Blakeslee: Don’t diss Yale sciences

I did not choose Yale for its residential colleges, vibrant student body, or myriad extracurriculars. I chose Yale for its engineering program.

By 10th grade, I was decided on becoming an electrical engineer, on spending my time in lab, on getting a technical education. At a high school info session, I met an admissions officer who had just graduated as a mechanical engineering major from Yale. His stories piqued my interest and I applied.

My first introduction to the campus was in early April on an engineering tour. The guide spoke of research opportunities starting freshman year, support for independent projects, small class sizes, close relationships with faculty and an enthusiastic community of engineers — Yale has a personal commitment to its students. The general campus tour later that day was a mob scene, and I left the group before we even hit the statue of Woolsey — I already knew this was where I wanted to spend the next four years.

Almost two years later, Yale has delivered everything that it promised.

Intro classes are tailored to every student’s needs. The various levels allow us to challenge ourselves to a reasonable degree. The guidance provided by Directors of Undergraduate Studies is extremely thoughtful — whenever I have spoken with a professor or DUS, they have always seriously cared about helping me choose classes to meet my needs.

The professors in these classes follow through with a similar level of commitment. Find me another school where you can approach the professor of a 100-person lecture on the day of a midterm (as I’m a bit embarrassed to admit I have done) and say, “I’m so sorry. I need a little clarification about this particular topic,” and have them offer you an appointment with them that afternoon to review the concept before the exam.

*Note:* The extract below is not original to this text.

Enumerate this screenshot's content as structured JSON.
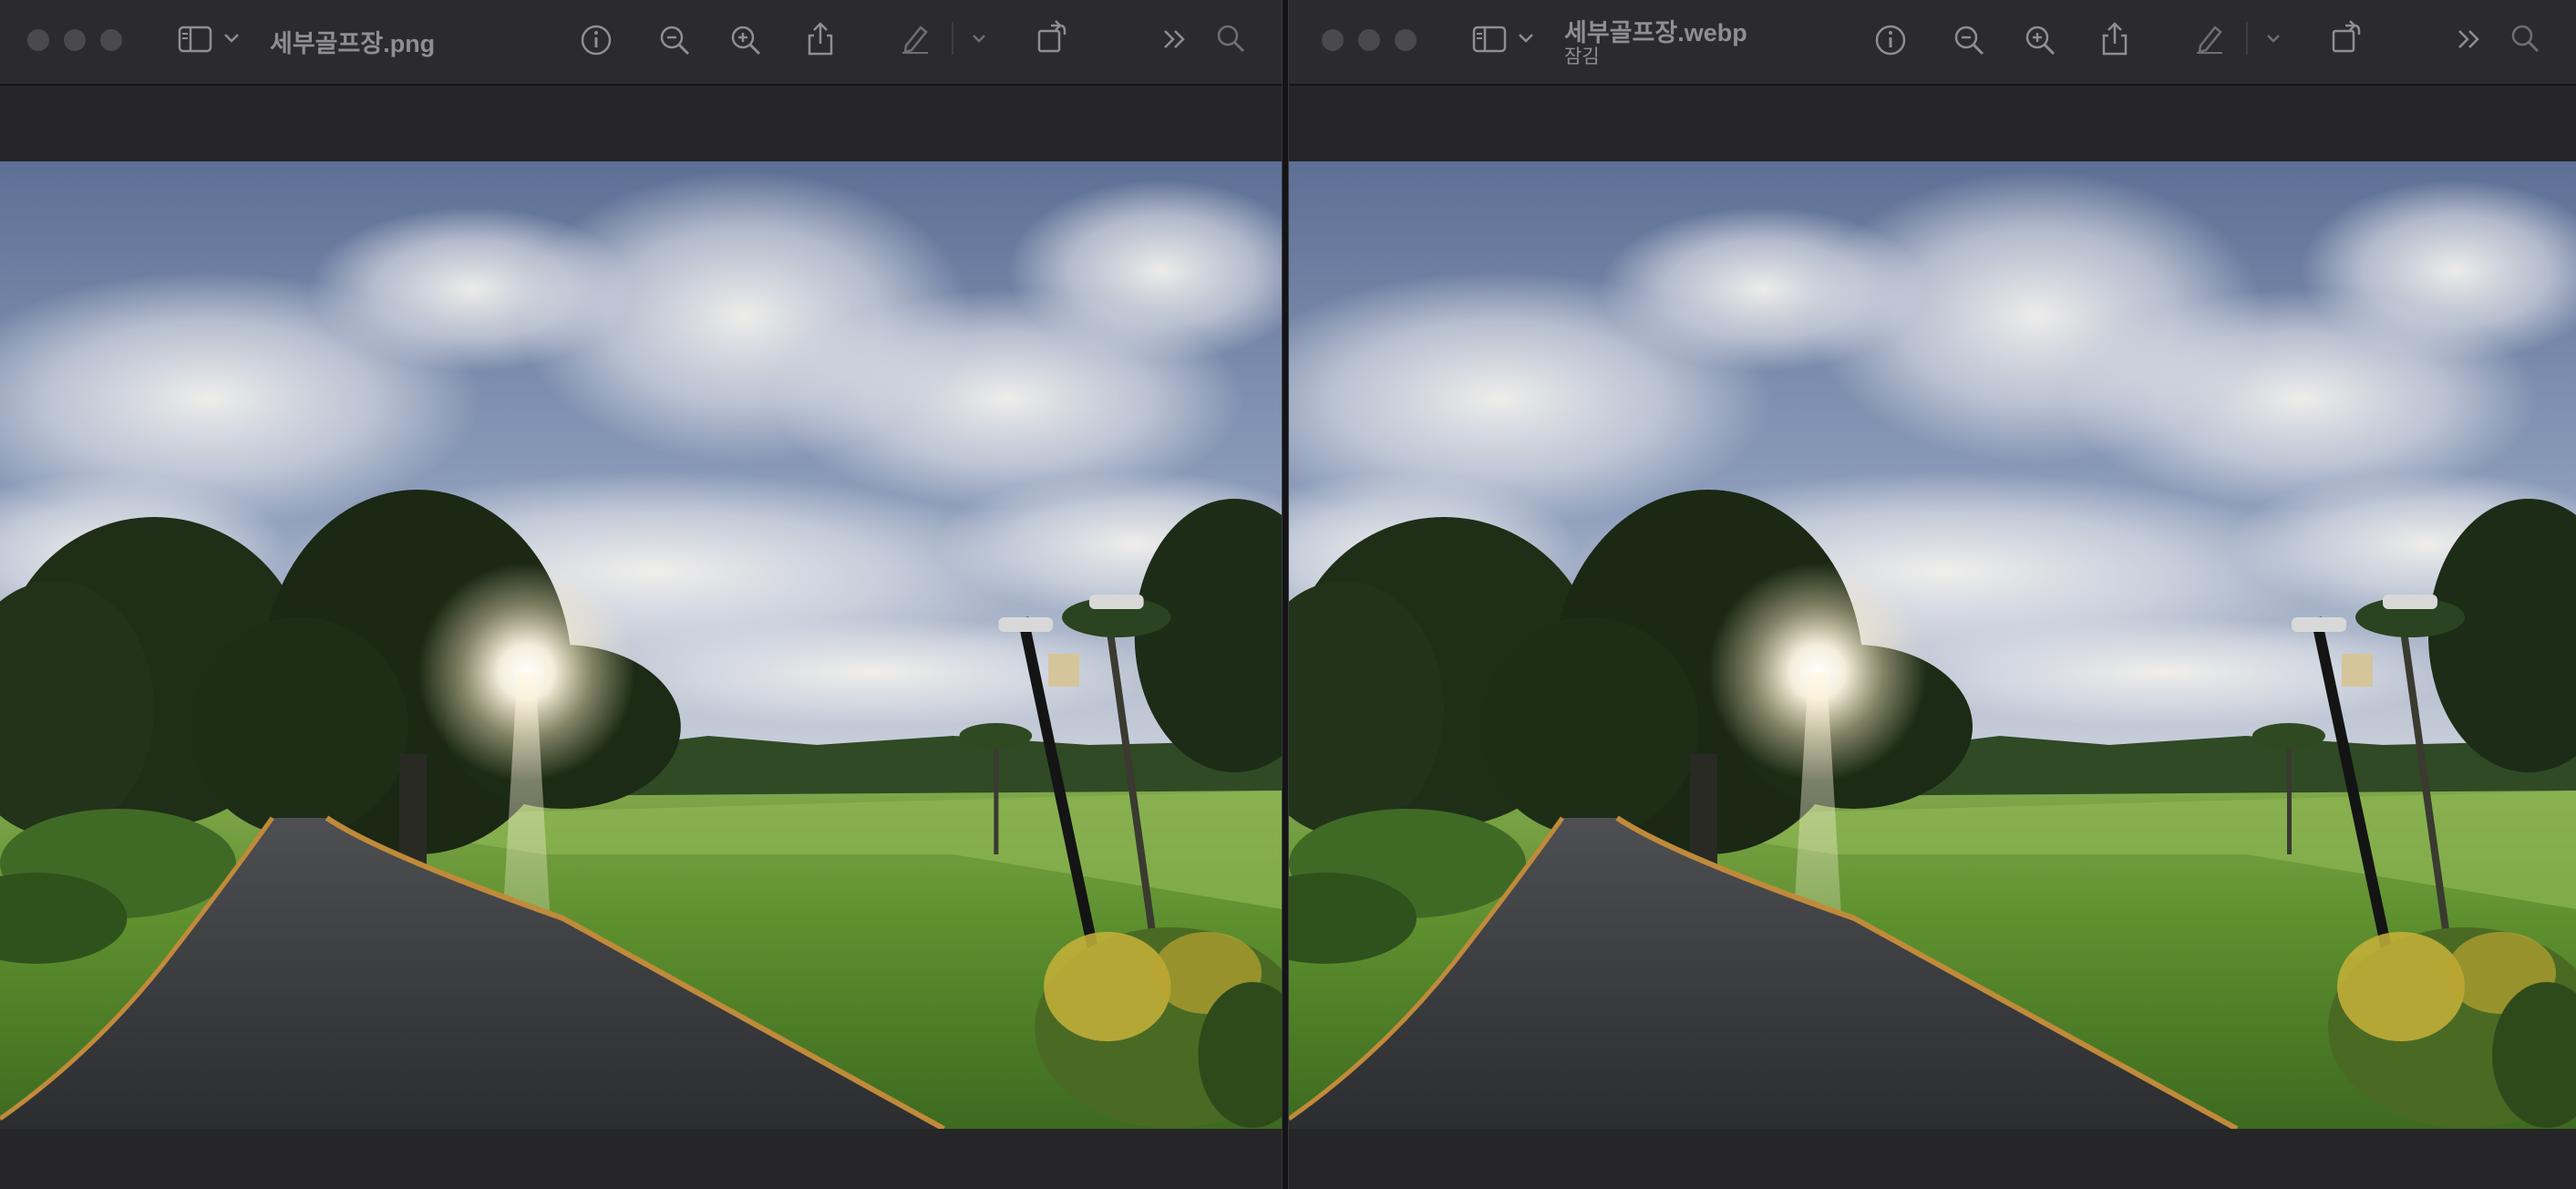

Perspectives on Science and Engineering has been described in a recent op-ed column as being “so legendarily boring that it could drive even the most ardent aspiring physicist into the arms of the English department.” The only place that I’ve seen it drive a physicist is to research at the Large Hadron Collider, the world’s highest-energy particle collider. For some, funding came through PSE grants, and for others, different Yale fellowships. Professors in the physics department recently provided seven of us with the opportunity to work for them at CERN in Switzerland this past summer, generously giving us their mentorship and support. Find me another school whose faculty will give a freshman the opportunity to work on-site at CERN, give her the responsibility of writing code to change how data is processed, trust her to contribute to two publications, and allow her to take shifts monitoring data quality. Find me a better way for a student to grow immeasurably as a developing scientist and engineer.

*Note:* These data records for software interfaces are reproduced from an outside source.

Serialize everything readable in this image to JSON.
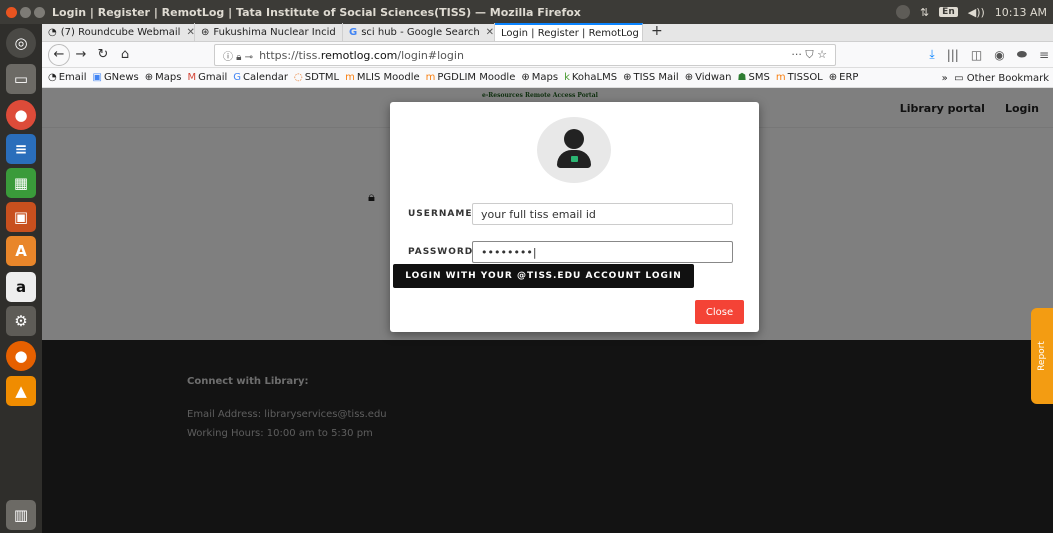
{
  "window": {
    "title": "Login | Register | RemotLog | Tata Institute of Social Sciences(TISS) — Mozilla Firefox",
    "time": "10:13 AM",
    "lang": "En"
  },
  "tabs": [
    {
      "label": "(7) Roundcube Webmail",
      "icon": "roundcube-icon"
    },
    {
      "label": "Fukushima Nuclear Incid",
      "icon": "sci-hub-icon"
    },
    {
      "label": "sci hub - Google Search",
      "icon": "google-icon"
    },
    {
      "label": "Login | Register | RemotLog",
      "icon": "none",
      "active": true
    }
  ],
  "nav": {
    "url_prefix": "https://tiss.",
    "url_host": "remotlog.com",
    "url_suffix": "/login#login",
    "url_actions": "··· ⛉ ☆"
  },
  "bookmarks": [
    "Email",
    "GNews",
    "Maps",
    "Gmail",
    "Calendar",
    "SDTML",
    "MLIS Moodle",
    "PGDLIM Moodle",
    "Maps",
    "KohaLMS",
    "TISS Mail",
    "Vidwan",
    "SMS",
    "TISSOL",
    "ERP"
  ],
  "bookmarks_other": "Other Bookmark",
  "site": {
    "portal_title": "e-Resources Remote Access Portal",
    "nav_library": "Library portal",
    "nav_login": "Login",
    "footer_heading": "Connect with Library:",
    "footer_email": "Email Address:  libraryservices@tiss.edu",
    "footer_hours": "Working Hours: 10:00 am to 5:30 pm",
    "report": "Report"
  },
  "modal": {
    "username_label": "USERNAME:",
    "username_value": "your full tiss email id",
    "password_label": "PASSWORD:",
    "password_value": "••••••••|",
    "login_button": "LOGIN WITH YOUR @TISS.EDU ACCOUNT LOGIN",
    "close_button": "Close"
  },
  "colors": {
    "accent_tab": "#0a84ff",
    "close_red": "#f44336",
    "report_orange": "#f39c12"
  }
}
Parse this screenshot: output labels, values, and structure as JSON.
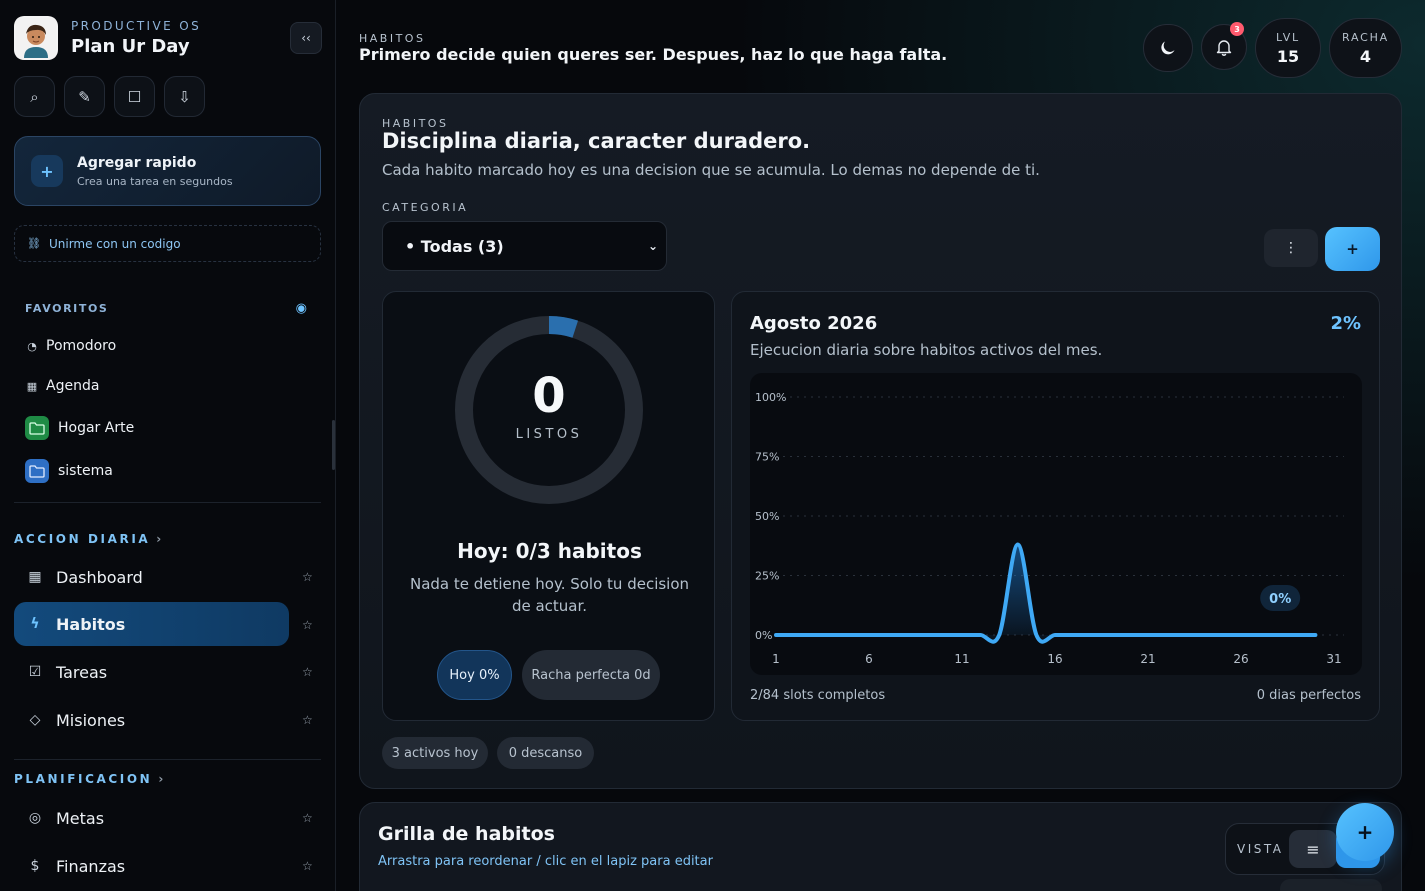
{
  "sidebar": {
    "brand_kicker": "PRODUCTIVE OS",
    "brand_title": "Plan Ur Day",
    "collapse_label": "‹‹",
    "tools": [
      {
        "icon": "search-icon",
        "glyph": "⌕"
      },
      {
        "icon": "pencil-icon",
        "glyph": "✎"
      },
      {
        "icon": "square-icon",
        "glyph": "☐"
      },
      {
        "icon": "download-icon",
        "glyph": "⇩"
      }
    ],
    "quick_add": {
      "title": "Agregar rapido",
      "subtitle": "Crea una tarea en segundos",
      "icon": "+"
    },
    "join_code": {
      "label": "Unirme con un codigo",
      "icon": "⛓"
    },
    "favorites": {
      "label": "FAVORITOS",
      "items": [
        {
          "label": "Pomodoro",
          "icon": "clock-icon",
          "glyph": "◔"
        },
        {
          "label": "Agenda",
          "icon": "calendar-icon",
          "glyph": "▦"
        },
        {
          "label": "Hogar Arte",
          "icon": "folder-icon",
          "color": "#3cc46a"
        },
        {
          "label": "sistema",
          "icon": "folder-icon",
          "color": "#3e8ef0"
        }
      ]
    },
    "section_daily": {
      "label": "ACCION DIARIA",
      "items": [
        {
          "label": "Dashboard",
          "icon": "dashboard-icon",
          "glyph": "▦"
        },
        {
          "label": "Habitos",
          "icon": "bolt-icon",
          "glyph": "ϟ",
          "active": true
        },
        {
          "label": "Tareas",
          "icon": "checkbox-icon",
          "glyph": "☑"
        },
        {
          "label": "Misiones",
          "icon": "diamond-icon",
          "glyph": "◇"
        }
      ]
    },
    "section_planning": {
      "label": "PLANIFICACION",
      "items": [
        {
          "label": "Metas",
          "icon": "target-icon",
          "glyph": "◎"
        },
        {
          "label": "Finanzas",
          "icon": "dollar-icon",
          "glyph": "$"
        }
      ]
    }
  },
  "header": {
    "kicker": "HABITOS",
    "quote": "Primero decide quien queres ser. Despues, haz lo que haga falta.",
    "notifications_count": "3",
    "level": {
      "label": "LVL",
      "value": "15"
    },
    "streak": {
      "label": "RACHA",
      "value": "4"
    }
  },
  "habits_card": {
    "kicker": "HABITOS",
    "title": "Disciplina diaria, caracter duradero.",
    "subtitle": "Cada habito marcado hoy es una decision que se acumula. Lo demas no depende de ti.",
    "category_label": "CATEGORIA",
    "category_value": "• Todas (3)",
    "more_label": "⋮",
    "add_label": "+",
    "today": {
      "count": "0",
      "count_label": "LISTOS",
      "progress_fraction": 0.05,
      "title": "Hoy: 0/3 habitos",
      "message": "Nada te detiene hoy. Solo tu decision de actuar.",
      "pill_today": "Hoy 0%",
      "pill_streak": "Racha perfecta 0d"
    },
    "month": {
      "title": "Agosto 2026",
      "percent": "2%",
      "subtitle": "Ejecucion diaria sobre habitos activos del mes.",
      "footer_left": "2/84 slots completos",
      "footer_right": "0 dias perfectos"
    },
    "chips": {
      "active": "3 activos hoy",
      "rest": "0 descanso"
    }
  },
  "grid_card": {
    "title": "Grilla de habitos",
    "subtitle": "Arrastra para reordenar / clic en el lapiz para editar",
    "view_label": "VISTA",
    "fab_label": "+"
  },
  "colors": {
    "accent": "#3fa9f5",
    "accent_light": "#6ec3ff",
    "active_nav": "#134a7c"
  },
  "chart_data": {
    "type": "area",
    "x": [
      1,
      2,
      3,
      4,
      5,
      6,
      7,
      8,
      9,
      10,
      11,
      12,
      13,
      14,
      15,
      16,
      17,
      18,
      19,
      20,
      21,
      22,
      23,
      24,
      25,
      26,
      27,
      28,
      29,
      30,
      31
    ],
    "values": [
      0,
      0,
      0,
      0,
      0,
      0,
      0,
      0,
      0,
      0,
      0,
      0,
      0,
      38,
      0,
      0,
      0,
      0,
      0,
      0,
      0,
      0,
      0,
      0,
      0,
      0,
      0,
      0,
      0,
      0,
      0
    ],
    "x_ticks": [
      "1",
      "6",
      "11",
      "16",
      "21",
      "26",
      "31"
    ],
    "y_ticks": [
      "0%",
      "25%",
      "50%",
      "75%",
      "100%"
    ],
    "ylim": [
      0,
      100
    ],
    "current_label": "0%",
    "grid": true
  }
}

A low student-to-faculty ratio is another powerful aspect of Yale’s science and engineering programs. The third course in the electrical engineering intro sequence this past semester had eight students and an extremely committed professor and teaching fellow. I made appointments to meet with them often, seeking help on a problem set or asking them to watch me solve a few problems and correct me where I was going wrong. Show me that in a 200-person intro lecture — because at a technical university, that’s how large the course would have been.

Yale has incredible humanities and social science courses: I loved The Art of Reading a Poem with Harold Bloom and Modern Irish Drama with Murray Biggs. But great humanities and great science are not mutually exclusive. On the contrary, science and engineering are based on creative, analytical thinking, no different than the arts, political strategy or literary analysis.

I am excited to help the admissions office with the upcoming Yale Science and Engineering Weekend because I want other students interested in my field to see that, contrary to popular belief, Yale can be a perfect fit for them.

Yale is a school where the science and engineering departments are extremely committed to undergraduates. It encourages undergraduates to engage in research, helps them succeed, and expands their experience with a phenomenal complement of rich and varied other courses. Enough pessimism: it’s time to get the word out about this impressive commitment.

Brigid Blakeslee is a sophomore in Saybrook College.